• **What this task involves**
Report all lines below with the word "JSON".

• **Data under study**
•••
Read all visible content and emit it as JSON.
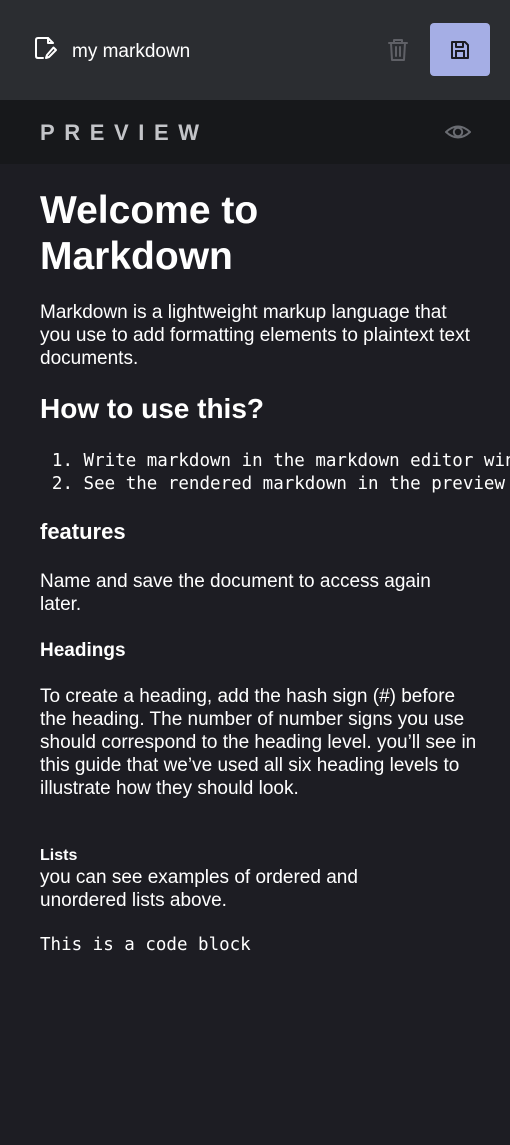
{
  "header": {
    "document_name": "my markdown",
    "icons": {
      "document": "document-edit-icon",
      "delete": "trash-icon",
      "save": "floppy-disk-icon"
    },
    "colors": {
      "background": "#2b2d31",
      "save_button": "#a5aee5",
      "delete_icon": "#5f6066"
    }
  },
  "preview": {
    "label": "PREVIEW",
    "toggle_icon": "eye-icon",
    "colors": {
      "background": "#17181b",
      "label": "#c3c4c8"
    }
  },
  "content": {
    "h1": "Welcome to Markdown",
    "intro": "Markdown is a lightweight markup language that you use to add formatting elements to plaintext text documents.",
    "h2": "How to use this?",
    "ordered_list": [
      {
        "number": "1.",
        "text": "Write markdown in the markdown editor window"
      },
      {
        "number": "2.",
        "text": "See the rendered markdown in the preview window"
      }
    ],
    "h3": "features",
    "unordered_list": [
      "Name and save the document to access again later."
    ],
    "h4": "Headings",
    "headings_paragraph": "To create a heading, add the hash sign (#) before the heading. The number of number signs you use should correspond to the heading level. you’ll see in this guide that we’ve used all six heading levels to illustrate how they should look.",
    "h5": "Lists",
    "lists_paragraph": "you can see examples of ordered and unordered lists above.",
    "code_block": "This is a code block",
    "colors": {
      "background": "#1d1d23",
      "text": "#ffffff"
    }
  }
}
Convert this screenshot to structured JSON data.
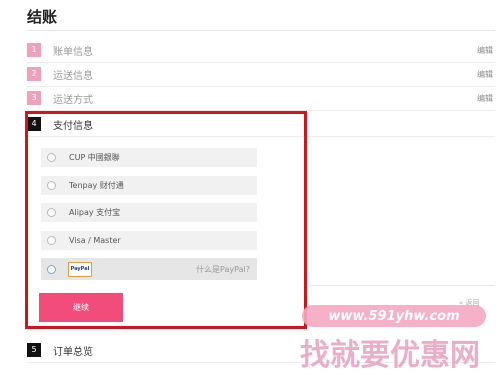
{
  "page": {
    "title": "结账"
  },
  "steps": [
    {
      "num": "1",
      "label": "账单信息",
      "edit": "编辑"
    },
    {
      "num": "2",
      "label": "运送信息",
      "edit": "编辑"
    },
    {
      "num": "3",
      "label": "运送方式",
      "edit": "编辑"
    },
    {
      "num": "4",
      "label": "支付信息",
      "edit": ""
    },
    {
      "num": "5",
      "label": "订单总览",
      "edit": ""
    }
  ],
  "payment": {
    "options": [
      {
        "label": "CUP 中國銀聯"
      },
      {
        "label": "Tenpay 财付通"
      },
      {
        "label": "Alipay 支付宝"
      },
      {
        "label": "Visa / Master"
      }
    ],
    "paypal": {
      "logo_text": "PayPal",
      "what_is": "什么是PayPal?"
    },
    "continue_label": "继续",
    "back_label": "« 返回"
  },
  "watermark": {
    "url": "www.591yhw.com",
    "text": "找就要优惠网"
  },
  "colors": {
    "accent": "#f14c7a",
    "step_badge": "#f0a0bc",
    "highlight": "#d3131d"
  }
}
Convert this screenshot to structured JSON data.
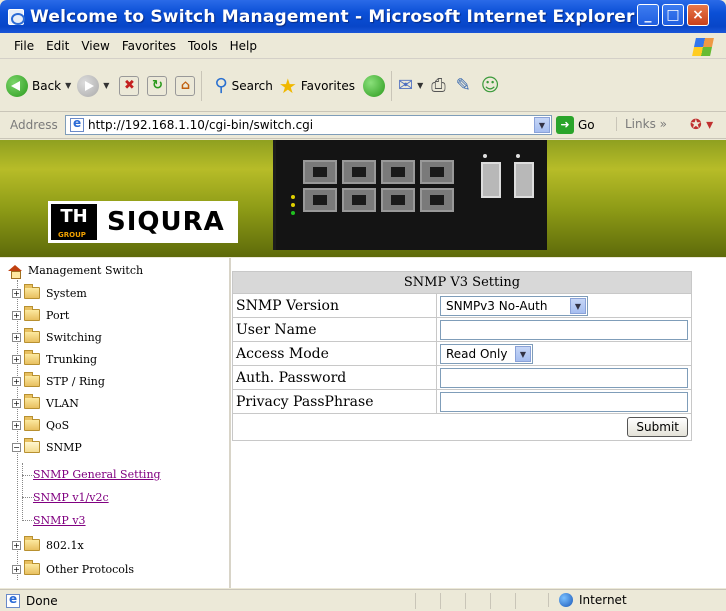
{
  "window": {
    "title": "Welcome to Switch Management - Microsoft Internet Explorer",
    "minimize": "_",
    "maximize": "□",
    "close": "×"
  },
  "menu": [
    "File",
    "Edit",
    "View",
    "Favorites",
    "Tools",
    "Help"
  ],
  "toolbar": {
    "back": "Back",
    "search": "Search",
    "favorites": "Favorites"
  },
  "address": {
    "label": "Address",
    "url": "http://192.168.1.10/cgi-bin/switch.cgi",
    "go": "Go",
    "links": "Links"
  },
  "banner": {
    "logo_th": "TH",
    "logo_group": "GROUP",
    "logo_text": "SIQURA"
  },
  "sidebar": {
    "root": "Management Switch",
    "items": [
      "System",
      "Port",
      "Switching",
      "Trunking",
      "STP / Ring",
      "VLAN",
      "QoS",
      "SNMP"
    ],
    "snmp_children": [
      "SNMP General Setting",
      "SNMP v1/v2c",
      "SNMP v3"
    ],
    "after": [
      "802.1x",
      "Other Protocols"
    ]
  },
  "form": {
    "header": "SNMP V3 Setting",
    "rows": {
      "version_label": "SNMP Version",
      "version_value": "SNMPv3 No-Auth",
      "username_label": "User Name",
      "username_value": "",
      "access_label": "Access Mode",
      "access_value": "Read Only",
      "authpw_label": "Auth. Password",
      "authpw_value": "",
      "privacy_label": "Privacy PassPhrase",
      "privacy_value": ""
    },
    "submit": "Submit"
  },
  "status": {
    "text": "Done",
    "zone": "Internet"
  },
  "colors": {
    "titlebar": "#0a4fd6",
    "banner": "#a4b020",
    "visited_link": "#800080"
  }
}
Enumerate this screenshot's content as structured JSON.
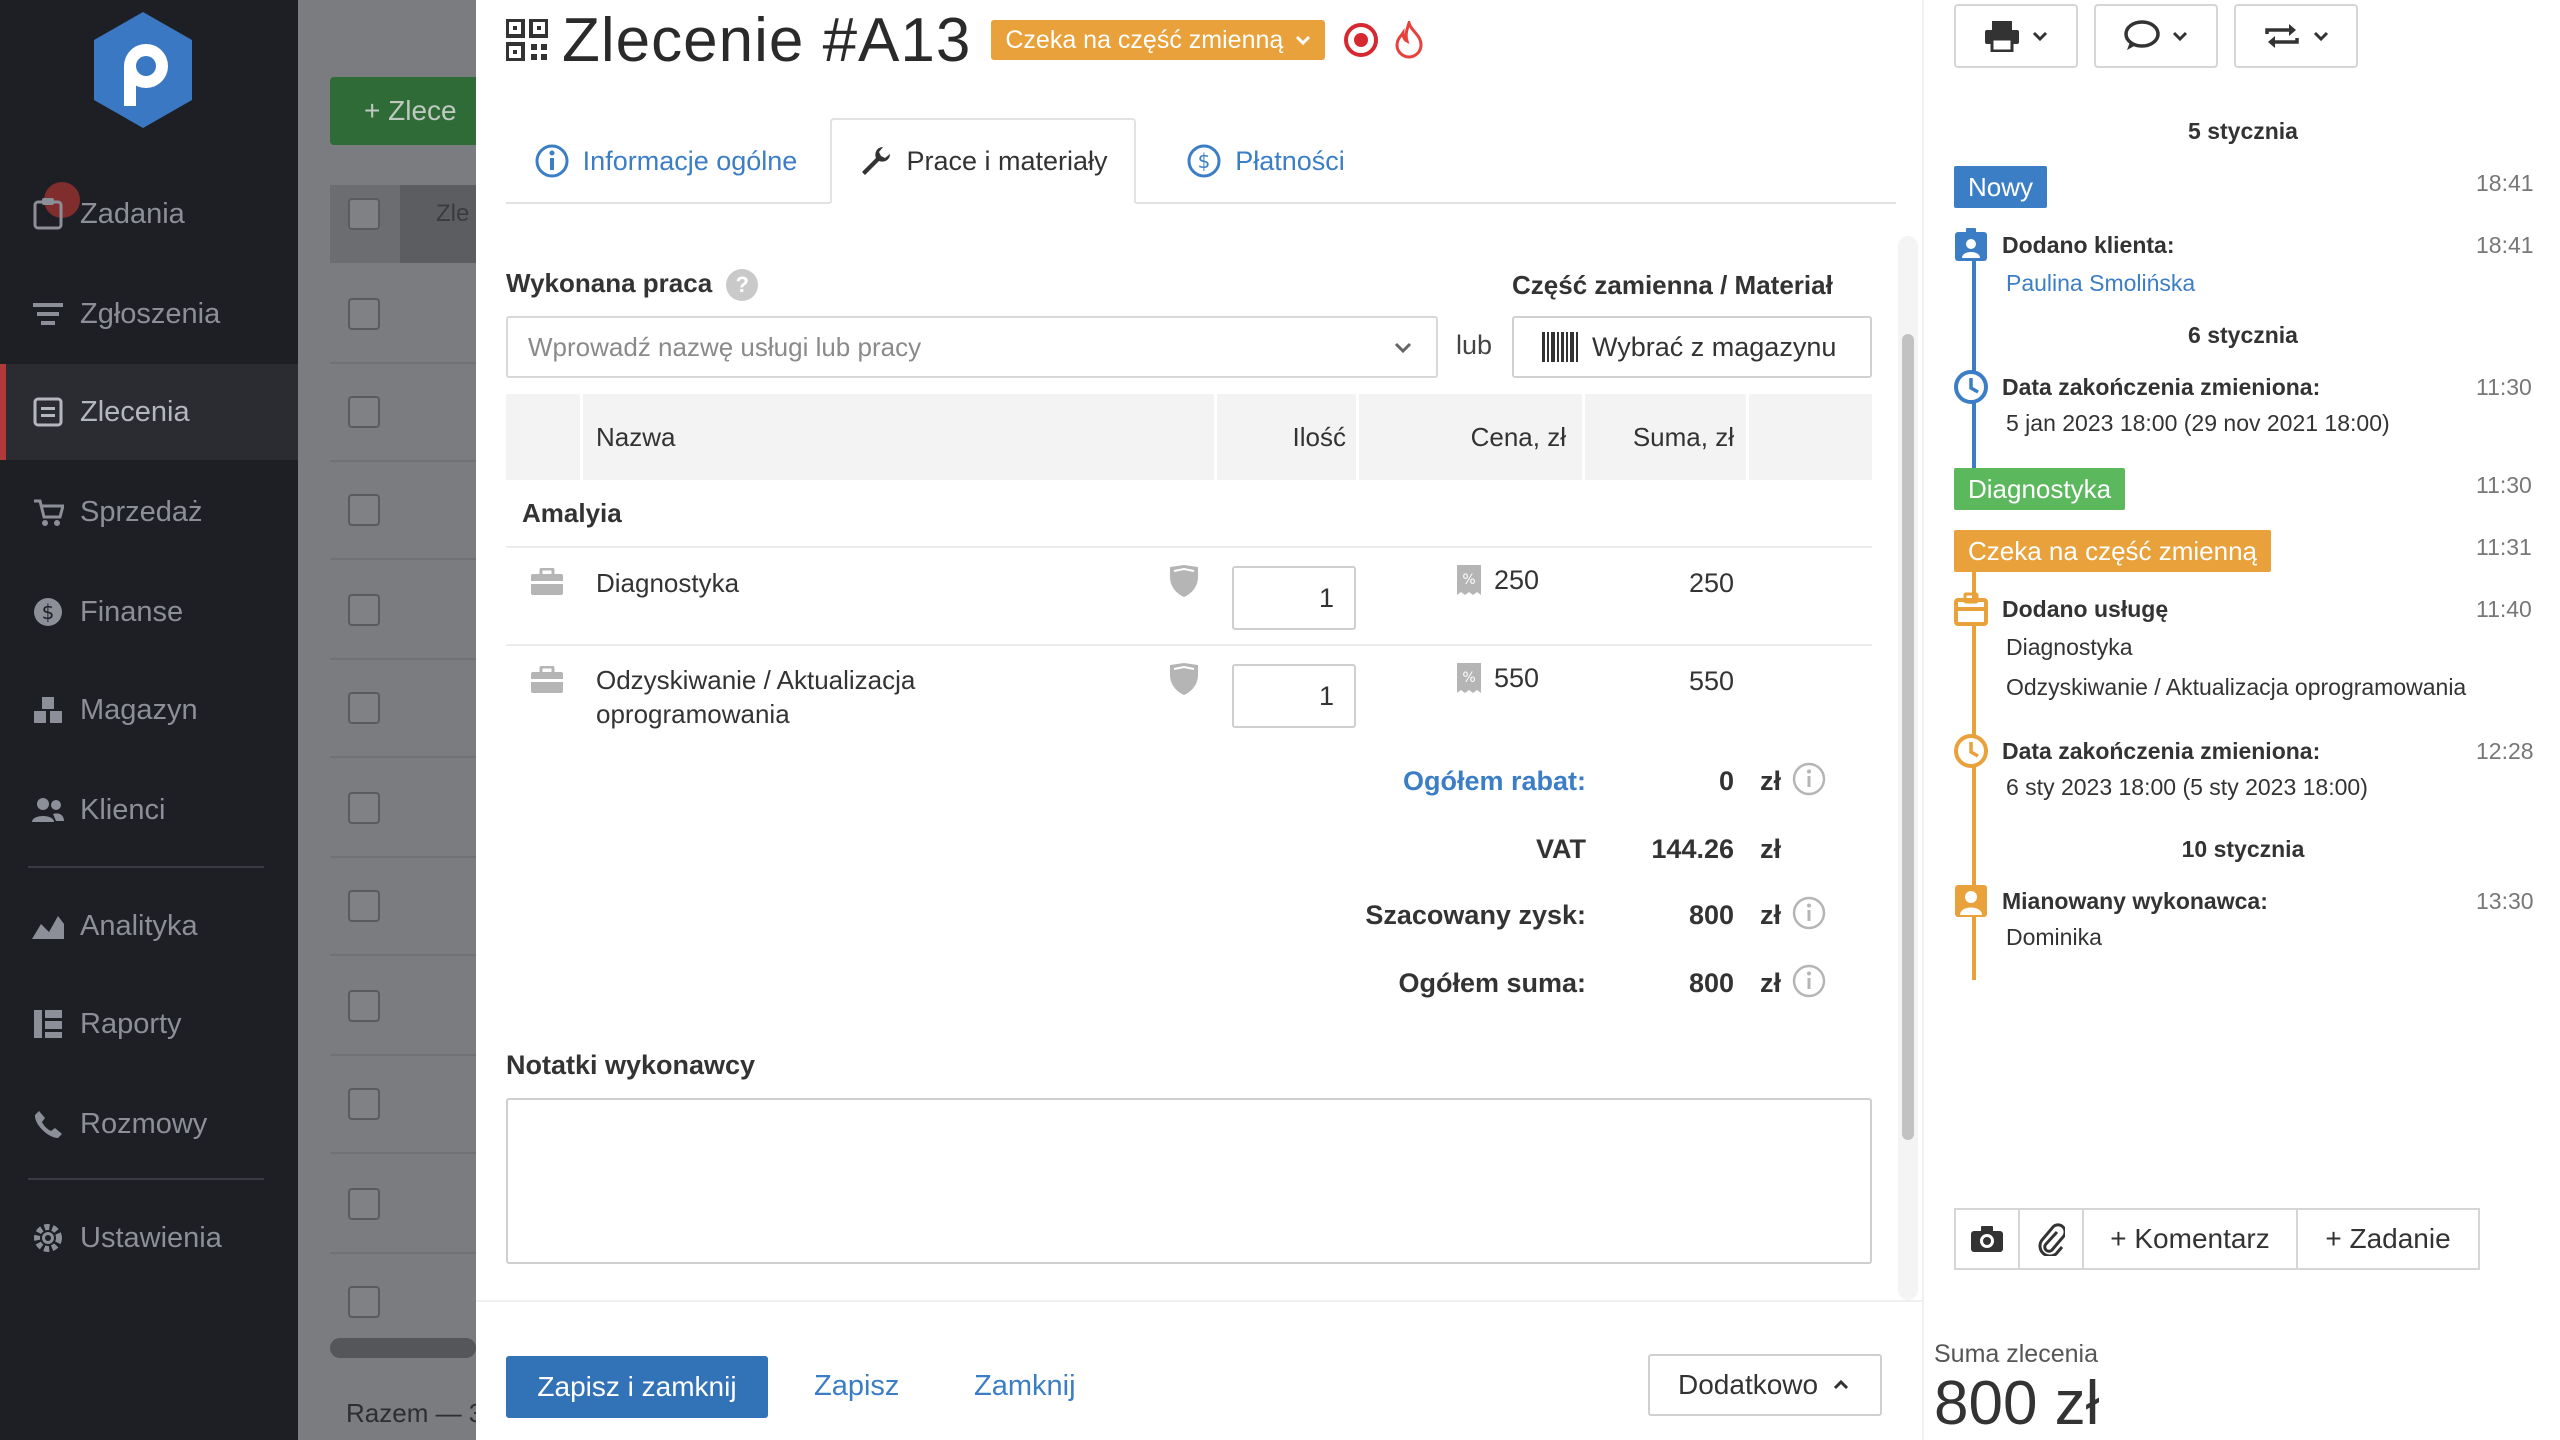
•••
• **Exercise answer**
Read all visible content and emit it as JSON.
Convert this screenshot to structured JSON data.
Convert this screenshot to structured JSON data.
Enumerate this screenshot's content as structured JSON.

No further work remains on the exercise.